WHAT THIS TASK INVOLVES »
Print the lines below exactly as written, with none missing.

TASK MATERIAL »
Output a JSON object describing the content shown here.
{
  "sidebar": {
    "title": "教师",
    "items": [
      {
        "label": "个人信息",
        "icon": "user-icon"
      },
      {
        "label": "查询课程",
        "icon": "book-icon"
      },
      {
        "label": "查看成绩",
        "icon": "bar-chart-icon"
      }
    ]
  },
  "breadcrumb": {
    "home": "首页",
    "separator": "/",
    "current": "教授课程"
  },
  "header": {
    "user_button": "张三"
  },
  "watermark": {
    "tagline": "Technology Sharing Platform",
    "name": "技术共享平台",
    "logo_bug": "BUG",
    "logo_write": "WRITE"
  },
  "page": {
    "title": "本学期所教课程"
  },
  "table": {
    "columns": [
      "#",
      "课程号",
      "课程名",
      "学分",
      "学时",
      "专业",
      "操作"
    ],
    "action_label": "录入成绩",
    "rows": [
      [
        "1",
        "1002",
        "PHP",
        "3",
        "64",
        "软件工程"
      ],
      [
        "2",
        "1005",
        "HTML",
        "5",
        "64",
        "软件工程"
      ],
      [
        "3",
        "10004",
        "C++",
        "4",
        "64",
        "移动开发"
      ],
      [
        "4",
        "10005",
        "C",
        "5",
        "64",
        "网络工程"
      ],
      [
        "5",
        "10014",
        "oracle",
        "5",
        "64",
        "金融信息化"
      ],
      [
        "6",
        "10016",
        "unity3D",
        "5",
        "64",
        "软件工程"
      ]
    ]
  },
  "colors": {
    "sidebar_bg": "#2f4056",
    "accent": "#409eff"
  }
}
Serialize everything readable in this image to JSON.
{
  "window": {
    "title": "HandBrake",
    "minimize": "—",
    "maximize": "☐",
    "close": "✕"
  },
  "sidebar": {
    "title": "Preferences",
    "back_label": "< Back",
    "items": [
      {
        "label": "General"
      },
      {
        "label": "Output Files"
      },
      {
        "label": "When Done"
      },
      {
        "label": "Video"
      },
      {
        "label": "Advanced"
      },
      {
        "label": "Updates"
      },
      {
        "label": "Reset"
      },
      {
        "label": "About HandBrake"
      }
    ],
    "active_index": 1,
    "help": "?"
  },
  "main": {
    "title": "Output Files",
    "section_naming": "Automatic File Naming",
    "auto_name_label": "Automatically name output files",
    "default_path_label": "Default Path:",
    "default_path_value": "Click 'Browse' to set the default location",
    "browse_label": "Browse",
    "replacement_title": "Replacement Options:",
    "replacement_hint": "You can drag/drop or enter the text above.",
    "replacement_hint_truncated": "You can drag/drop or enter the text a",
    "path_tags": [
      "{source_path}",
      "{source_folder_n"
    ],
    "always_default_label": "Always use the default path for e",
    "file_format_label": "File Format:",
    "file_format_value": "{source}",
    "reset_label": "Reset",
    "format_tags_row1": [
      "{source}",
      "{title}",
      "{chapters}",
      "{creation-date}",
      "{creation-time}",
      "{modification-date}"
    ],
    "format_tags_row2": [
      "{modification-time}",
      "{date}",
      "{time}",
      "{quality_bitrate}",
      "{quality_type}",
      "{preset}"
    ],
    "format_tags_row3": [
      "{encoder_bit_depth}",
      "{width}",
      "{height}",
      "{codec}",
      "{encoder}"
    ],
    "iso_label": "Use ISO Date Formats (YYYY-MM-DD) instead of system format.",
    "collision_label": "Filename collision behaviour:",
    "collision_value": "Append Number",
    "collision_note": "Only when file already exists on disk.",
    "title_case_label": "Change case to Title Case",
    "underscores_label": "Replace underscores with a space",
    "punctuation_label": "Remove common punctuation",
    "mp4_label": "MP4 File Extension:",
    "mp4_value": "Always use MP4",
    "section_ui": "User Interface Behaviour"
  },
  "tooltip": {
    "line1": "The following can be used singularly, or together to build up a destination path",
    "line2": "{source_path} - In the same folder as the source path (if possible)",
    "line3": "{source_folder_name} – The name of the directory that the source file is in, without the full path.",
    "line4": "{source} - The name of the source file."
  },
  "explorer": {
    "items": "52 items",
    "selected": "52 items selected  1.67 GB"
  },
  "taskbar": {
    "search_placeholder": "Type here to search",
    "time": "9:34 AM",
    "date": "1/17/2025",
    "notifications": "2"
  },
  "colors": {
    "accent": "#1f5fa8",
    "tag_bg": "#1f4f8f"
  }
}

EXERCISE OUTPUT »
Output a JSON object describing the content shown here.
{
  "sidebar": {
    "title": "教师",
    "items": [
      {
        "label": "个人信息",
        "icon": "user-icon"
      },
      {
        "label": "查询课程",
        "icon": "book-icon"
      },
      {
        "label": "查看成绩",
        "icon": "bar-chart-icon"
      }
    ]
  },
  "breadcrumb": {
    "home": "首页",
    "separator": "/",
    "current": "教授课程"
  },
  "header": {
    "user_button": "张三"
  },
  "watermark": {
    "tagline": "Technology Sharing Platform",
    "name": "技术共享平台",
    "logo_bug": "BUG",
    "logo_write": "WRITE"
  },
  "page": {
    "title": "本学期所教课程"
  },
  "table": {
    "columns": [
      "#",
      "课程号",
      "课程名",
      "学分",
      "学时",
      "专业",
      "操作"
    ],
    "action_label": "录入成绩",
    "rows": [
      [
        "1",
        "1002",
        "PHP",
        "3",
        "64",
        "软件工程"
      ],
      [
        "2",
        "1005",
        "HTML",
        "5",
        "64",
        "软件工程"
      ],
      [
        "3",
        "10004",
        "C++",
        "4",
        "64",
        "移动开发"
      ],
      [
        "4",
        "10005",
        "C",
        "5",
        "64",
        "网络工程"
      ],
      [
        "5",
        "10014",
        "oracle",
        "5",
        "64",
        "金融信息化"
      ],
      [
        "6",
        "10016",
        "unity3D",
        "5",
        "64",
        "软件工程"
      ]
    ]
  },
  "colors": {
    "sidebar_bg": "#2f4056",
    "accent": "#409eff"
  }
}
Serialize everything readable in this image to JSON.
{
  "window": {
    "title": "HandBrake",
    "minimize": "—",
    "maximize": "☐",
    "close": "✕"
  },
  "sidebar": {
    "title": "Preferences",
    "back_label": "< Back",
    "items": [
      {
        "label": "General"
      },
      {
        "label": "Output Files"
      },
      {
        "label": "When Done"
      },
      {
        "label": "Video"
      },
      {
        "label": "Advanced"
      },
      {
        "label": "Updates"
      },
      {
        "label": "Reset"
      },
      {
        "label": "About HandBrake"
      }
    ],
    "active_index": 1,
    "help": "?"
  },
  "main": {
    "title": "Output Files",
    "section_naming": "Automatic File Naming",
    "auto_name_label": "Automatically name output files",
    "default_path_label": "Default Path:",
    "default_path_value": "Click 'Browse' to set the default location",
    "browse_label": "Browse",
    "replacement_title": "Replacement Options:",
    "replacement_hint": "You can drag/drop or enter the text above.",
    "replacement_hint_truncated": "You can drag/drop or enter the text a",
    "path_tags": [
      "{source_path}",
      "{source_folder_n"
    ],
    "always_default_label": "Always use the default path for e",
    "file_format_label": "File Format:",
    "file_format_value": "{source}",
    "reset_label": "Reset",
    "format_tags_row1": [
      "{source}",
      "{title}",
      "{chapters}",
      "{creation-date}",
      "{creation-time}",
      "{modification-date}"
    ],
    "format_tags_row2": [
      "{modification-time}",
      "{date}",
      "{time}",
      "{quality_bitrate}",
      "{quality_type}",
      "{preset}"
    ],
    "format_tags_row3": [
      "{encoder_bit_depth}",
      "{width}",
      "{height}",
      "{codec}",
      "{encoder}"
    ],
    "iso_label": "Use ISO Date Formats (YYYY-MM-DD) instead of system format.",
    "collision_label": "Filename collision behaviour:",
    "collision_value": "Append Number",
    "collision_note": "Only when file already exists on disk.",
    "title_case_label": "Change case to Title Case",
    "underscores_label": "Replace underscores with a space",
    "punctuation_label": "Remove common punctuation",
    "mp4_label": "MP4 File Extension:",
    "mp4_value": "Always use MP4",
    "section_ui": "User Interface Behaviour"
  },
  "tooltip": {
    "line1": "The following can be used singularly, or together to build up a destination path",
    "line2": "{source_path} - In the same folder as the source path (if possible)",
    "line3": "{source_folder_name} – The name of the directory that the source file is in, without the full path.",
    "line4": "{source} - The name of the source file."
  },
  "explorer": {
    "items": "52 items",
    "selected": "52 items selected  1.67 GB"
  },
  "taskbar": {
    "search_placeholder": "Type here to search",
    "time": "9:34 AM",
    "date": "1/17/2025",
    "notifications": "2"
  },
  "colors": {
    "accent": "#1f5fa8",
    "tag_bg": "#1f4f8f"
  }
}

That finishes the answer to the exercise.